* _The task_:
Scan the listing below for "stats", then report every line that has it.

* _Supplied entries_:
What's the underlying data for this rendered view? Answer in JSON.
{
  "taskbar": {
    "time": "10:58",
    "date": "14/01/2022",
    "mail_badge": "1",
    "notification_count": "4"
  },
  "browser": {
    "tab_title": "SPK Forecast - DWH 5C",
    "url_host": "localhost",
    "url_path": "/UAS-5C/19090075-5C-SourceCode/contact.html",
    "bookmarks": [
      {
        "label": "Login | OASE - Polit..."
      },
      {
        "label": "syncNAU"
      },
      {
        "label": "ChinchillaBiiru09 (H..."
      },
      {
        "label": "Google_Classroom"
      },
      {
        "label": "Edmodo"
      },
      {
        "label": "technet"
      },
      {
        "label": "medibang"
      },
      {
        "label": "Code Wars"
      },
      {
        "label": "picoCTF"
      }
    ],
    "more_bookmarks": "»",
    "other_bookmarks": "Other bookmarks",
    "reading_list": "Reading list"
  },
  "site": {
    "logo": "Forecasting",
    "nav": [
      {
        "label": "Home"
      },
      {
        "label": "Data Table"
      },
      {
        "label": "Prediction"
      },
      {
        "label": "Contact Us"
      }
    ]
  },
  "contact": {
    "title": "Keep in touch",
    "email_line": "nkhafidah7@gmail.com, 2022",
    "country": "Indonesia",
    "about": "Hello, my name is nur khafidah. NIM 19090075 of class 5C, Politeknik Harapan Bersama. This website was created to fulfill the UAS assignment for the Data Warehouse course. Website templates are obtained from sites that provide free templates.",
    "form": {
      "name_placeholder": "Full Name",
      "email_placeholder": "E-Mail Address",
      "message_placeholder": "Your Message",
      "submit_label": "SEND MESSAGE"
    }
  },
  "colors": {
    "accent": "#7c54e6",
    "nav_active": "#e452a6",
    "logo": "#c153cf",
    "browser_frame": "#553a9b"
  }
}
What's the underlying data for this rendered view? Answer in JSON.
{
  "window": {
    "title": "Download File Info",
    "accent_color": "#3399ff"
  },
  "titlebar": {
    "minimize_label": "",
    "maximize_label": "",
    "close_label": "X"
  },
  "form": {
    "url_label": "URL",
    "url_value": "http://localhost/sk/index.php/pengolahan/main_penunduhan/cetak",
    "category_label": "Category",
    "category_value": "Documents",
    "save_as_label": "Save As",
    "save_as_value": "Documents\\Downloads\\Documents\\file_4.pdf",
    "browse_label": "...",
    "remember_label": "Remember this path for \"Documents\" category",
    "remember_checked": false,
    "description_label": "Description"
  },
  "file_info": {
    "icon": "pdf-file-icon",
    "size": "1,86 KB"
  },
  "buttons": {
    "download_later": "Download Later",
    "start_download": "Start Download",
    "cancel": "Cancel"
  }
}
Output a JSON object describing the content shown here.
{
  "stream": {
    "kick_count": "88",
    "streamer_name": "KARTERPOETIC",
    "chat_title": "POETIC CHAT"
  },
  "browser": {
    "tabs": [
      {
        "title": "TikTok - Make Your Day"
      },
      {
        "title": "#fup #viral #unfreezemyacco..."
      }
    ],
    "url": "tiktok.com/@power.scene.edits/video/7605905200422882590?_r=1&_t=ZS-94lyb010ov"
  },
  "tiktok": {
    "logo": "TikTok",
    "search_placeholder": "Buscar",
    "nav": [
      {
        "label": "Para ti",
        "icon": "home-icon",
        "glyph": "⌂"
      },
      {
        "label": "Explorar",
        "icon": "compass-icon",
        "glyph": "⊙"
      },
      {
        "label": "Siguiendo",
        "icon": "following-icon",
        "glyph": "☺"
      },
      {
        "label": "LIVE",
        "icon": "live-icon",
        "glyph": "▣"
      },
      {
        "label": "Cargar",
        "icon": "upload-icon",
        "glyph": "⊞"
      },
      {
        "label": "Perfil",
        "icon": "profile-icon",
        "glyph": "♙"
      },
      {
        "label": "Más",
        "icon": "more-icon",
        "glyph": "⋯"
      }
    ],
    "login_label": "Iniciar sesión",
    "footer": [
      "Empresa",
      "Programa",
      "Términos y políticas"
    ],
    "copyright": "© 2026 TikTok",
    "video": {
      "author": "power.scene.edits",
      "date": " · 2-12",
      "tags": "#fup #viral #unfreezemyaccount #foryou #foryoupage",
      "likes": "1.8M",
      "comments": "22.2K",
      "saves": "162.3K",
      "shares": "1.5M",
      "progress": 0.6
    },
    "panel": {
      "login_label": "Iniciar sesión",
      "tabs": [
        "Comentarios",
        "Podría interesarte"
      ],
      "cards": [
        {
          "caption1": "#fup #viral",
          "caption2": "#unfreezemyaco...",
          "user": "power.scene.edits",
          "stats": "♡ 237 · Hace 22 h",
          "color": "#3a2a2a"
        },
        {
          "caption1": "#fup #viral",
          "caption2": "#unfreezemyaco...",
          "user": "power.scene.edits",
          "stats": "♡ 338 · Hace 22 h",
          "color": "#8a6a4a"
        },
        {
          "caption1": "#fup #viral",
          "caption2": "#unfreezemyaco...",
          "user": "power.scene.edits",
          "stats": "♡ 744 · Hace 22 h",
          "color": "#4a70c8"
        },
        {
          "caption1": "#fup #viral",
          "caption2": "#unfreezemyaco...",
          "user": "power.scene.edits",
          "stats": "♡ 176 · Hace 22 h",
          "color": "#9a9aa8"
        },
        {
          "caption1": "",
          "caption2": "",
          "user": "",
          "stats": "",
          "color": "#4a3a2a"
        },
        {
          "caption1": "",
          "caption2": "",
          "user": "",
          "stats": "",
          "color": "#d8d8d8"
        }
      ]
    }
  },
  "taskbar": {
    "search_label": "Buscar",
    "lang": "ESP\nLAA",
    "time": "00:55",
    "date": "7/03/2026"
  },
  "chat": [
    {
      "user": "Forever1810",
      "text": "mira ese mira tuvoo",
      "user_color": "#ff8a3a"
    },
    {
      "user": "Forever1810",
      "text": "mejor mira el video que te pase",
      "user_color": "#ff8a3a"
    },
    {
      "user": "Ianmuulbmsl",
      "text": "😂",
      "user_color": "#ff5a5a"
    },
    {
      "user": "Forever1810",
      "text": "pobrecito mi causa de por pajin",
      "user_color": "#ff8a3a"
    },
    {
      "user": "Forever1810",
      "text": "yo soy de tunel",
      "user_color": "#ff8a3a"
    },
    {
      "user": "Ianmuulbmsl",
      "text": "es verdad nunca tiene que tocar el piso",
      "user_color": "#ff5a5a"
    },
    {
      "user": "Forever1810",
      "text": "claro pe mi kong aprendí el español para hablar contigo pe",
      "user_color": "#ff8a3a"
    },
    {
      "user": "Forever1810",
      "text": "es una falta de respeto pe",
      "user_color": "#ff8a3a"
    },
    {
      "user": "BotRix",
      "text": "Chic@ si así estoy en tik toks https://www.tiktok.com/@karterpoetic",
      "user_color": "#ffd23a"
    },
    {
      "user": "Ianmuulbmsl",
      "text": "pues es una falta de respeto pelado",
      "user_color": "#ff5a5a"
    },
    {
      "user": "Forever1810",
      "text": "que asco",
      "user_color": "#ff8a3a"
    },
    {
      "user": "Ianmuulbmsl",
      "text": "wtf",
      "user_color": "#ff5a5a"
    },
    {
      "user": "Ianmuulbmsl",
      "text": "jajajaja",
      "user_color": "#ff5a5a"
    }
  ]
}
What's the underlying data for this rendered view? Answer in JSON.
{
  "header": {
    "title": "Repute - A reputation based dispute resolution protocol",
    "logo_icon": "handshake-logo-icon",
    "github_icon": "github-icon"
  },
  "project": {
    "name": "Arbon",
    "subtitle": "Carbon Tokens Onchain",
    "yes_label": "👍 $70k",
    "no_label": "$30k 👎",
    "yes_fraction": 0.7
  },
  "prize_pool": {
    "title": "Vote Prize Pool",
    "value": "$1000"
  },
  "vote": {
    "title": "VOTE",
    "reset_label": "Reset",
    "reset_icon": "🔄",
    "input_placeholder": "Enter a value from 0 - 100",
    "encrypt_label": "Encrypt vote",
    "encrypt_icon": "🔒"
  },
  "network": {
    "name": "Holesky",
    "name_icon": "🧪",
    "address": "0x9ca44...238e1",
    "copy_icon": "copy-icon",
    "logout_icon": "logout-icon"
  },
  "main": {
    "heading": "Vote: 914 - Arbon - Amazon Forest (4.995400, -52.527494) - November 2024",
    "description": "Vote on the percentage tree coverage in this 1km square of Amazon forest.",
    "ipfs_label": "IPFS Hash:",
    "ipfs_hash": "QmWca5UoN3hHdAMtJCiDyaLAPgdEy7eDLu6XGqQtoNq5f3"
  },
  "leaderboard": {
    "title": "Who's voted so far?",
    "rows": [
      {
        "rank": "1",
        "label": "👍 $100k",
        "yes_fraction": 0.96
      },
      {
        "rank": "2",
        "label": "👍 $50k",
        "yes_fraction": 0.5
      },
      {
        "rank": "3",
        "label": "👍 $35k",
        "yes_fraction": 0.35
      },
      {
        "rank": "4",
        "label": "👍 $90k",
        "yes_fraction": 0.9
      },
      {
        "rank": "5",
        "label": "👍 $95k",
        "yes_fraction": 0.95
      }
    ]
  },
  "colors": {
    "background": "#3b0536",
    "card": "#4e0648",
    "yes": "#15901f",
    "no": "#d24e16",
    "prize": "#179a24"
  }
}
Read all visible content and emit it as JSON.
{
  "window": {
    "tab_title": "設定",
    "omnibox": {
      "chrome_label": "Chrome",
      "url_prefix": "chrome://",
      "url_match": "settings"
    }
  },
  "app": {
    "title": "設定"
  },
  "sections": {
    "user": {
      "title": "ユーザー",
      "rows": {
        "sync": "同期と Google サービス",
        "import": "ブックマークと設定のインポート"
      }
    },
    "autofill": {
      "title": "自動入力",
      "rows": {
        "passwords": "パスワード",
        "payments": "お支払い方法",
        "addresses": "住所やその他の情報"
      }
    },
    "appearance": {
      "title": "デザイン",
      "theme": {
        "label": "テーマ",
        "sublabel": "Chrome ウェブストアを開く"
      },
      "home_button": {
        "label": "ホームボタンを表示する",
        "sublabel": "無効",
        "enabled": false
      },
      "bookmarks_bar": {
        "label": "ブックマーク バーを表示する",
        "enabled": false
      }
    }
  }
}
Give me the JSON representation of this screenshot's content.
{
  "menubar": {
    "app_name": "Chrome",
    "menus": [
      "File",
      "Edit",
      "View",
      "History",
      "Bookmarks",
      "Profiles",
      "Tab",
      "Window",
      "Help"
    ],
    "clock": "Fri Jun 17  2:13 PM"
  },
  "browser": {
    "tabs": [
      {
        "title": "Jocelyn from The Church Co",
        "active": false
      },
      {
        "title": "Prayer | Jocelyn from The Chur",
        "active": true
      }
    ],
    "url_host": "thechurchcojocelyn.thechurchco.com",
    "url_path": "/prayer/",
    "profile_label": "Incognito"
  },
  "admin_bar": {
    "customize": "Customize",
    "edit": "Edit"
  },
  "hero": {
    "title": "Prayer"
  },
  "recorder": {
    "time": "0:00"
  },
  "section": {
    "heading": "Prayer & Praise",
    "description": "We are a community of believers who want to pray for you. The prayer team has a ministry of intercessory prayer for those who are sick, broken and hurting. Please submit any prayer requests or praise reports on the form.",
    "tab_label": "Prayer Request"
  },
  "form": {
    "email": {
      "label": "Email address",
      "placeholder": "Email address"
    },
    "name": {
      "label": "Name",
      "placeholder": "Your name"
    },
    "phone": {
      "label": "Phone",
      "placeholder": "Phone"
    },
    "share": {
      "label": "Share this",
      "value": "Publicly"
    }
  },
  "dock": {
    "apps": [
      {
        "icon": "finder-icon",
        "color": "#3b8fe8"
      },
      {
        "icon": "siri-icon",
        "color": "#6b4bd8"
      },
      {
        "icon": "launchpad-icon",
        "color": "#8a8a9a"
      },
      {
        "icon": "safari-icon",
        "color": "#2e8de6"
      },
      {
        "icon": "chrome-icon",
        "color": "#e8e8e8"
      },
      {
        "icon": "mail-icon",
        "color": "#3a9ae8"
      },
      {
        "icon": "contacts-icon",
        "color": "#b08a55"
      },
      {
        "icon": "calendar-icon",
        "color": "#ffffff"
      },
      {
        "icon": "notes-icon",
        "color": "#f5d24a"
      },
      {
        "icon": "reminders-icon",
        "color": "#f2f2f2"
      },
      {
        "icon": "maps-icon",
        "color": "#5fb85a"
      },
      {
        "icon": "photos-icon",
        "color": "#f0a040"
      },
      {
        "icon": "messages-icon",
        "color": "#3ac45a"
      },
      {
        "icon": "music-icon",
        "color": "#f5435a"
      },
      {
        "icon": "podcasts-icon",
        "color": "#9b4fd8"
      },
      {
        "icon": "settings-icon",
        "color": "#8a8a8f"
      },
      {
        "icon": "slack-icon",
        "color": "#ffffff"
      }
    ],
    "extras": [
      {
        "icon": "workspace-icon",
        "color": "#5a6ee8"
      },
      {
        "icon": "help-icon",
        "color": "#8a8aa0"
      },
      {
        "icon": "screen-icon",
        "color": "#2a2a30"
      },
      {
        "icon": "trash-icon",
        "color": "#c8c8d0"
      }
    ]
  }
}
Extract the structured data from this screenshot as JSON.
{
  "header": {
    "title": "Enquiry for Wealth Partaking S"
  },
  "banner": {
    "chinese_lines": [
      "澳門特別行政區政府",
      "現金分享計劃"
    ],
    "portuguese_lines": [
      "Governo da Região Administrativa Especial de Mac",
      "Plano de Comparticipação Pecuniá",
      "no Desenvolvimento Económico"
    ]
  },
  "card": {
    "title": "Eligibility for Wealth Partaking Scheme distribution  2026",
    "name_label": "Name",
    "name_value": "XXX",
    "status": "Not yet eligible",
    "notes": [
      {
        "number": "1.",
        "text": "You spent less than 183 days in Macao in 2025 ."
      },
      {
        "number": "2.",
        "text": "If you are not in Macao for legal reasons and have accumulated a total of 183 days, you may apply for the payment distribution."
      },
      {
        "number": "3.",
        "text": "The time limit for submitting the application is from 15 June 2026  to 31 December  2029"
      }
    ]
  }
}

* _Your solution_:
          "stats": "♡ 237 · Hace 22 h",
          "stats": "♡ 338 · Hace 22 h",
          "stats": "♡ 744 · Hace 22 h",
          "stats": "♡ 176 · Hace 22 h",
          "stats": "",
          "stats": "",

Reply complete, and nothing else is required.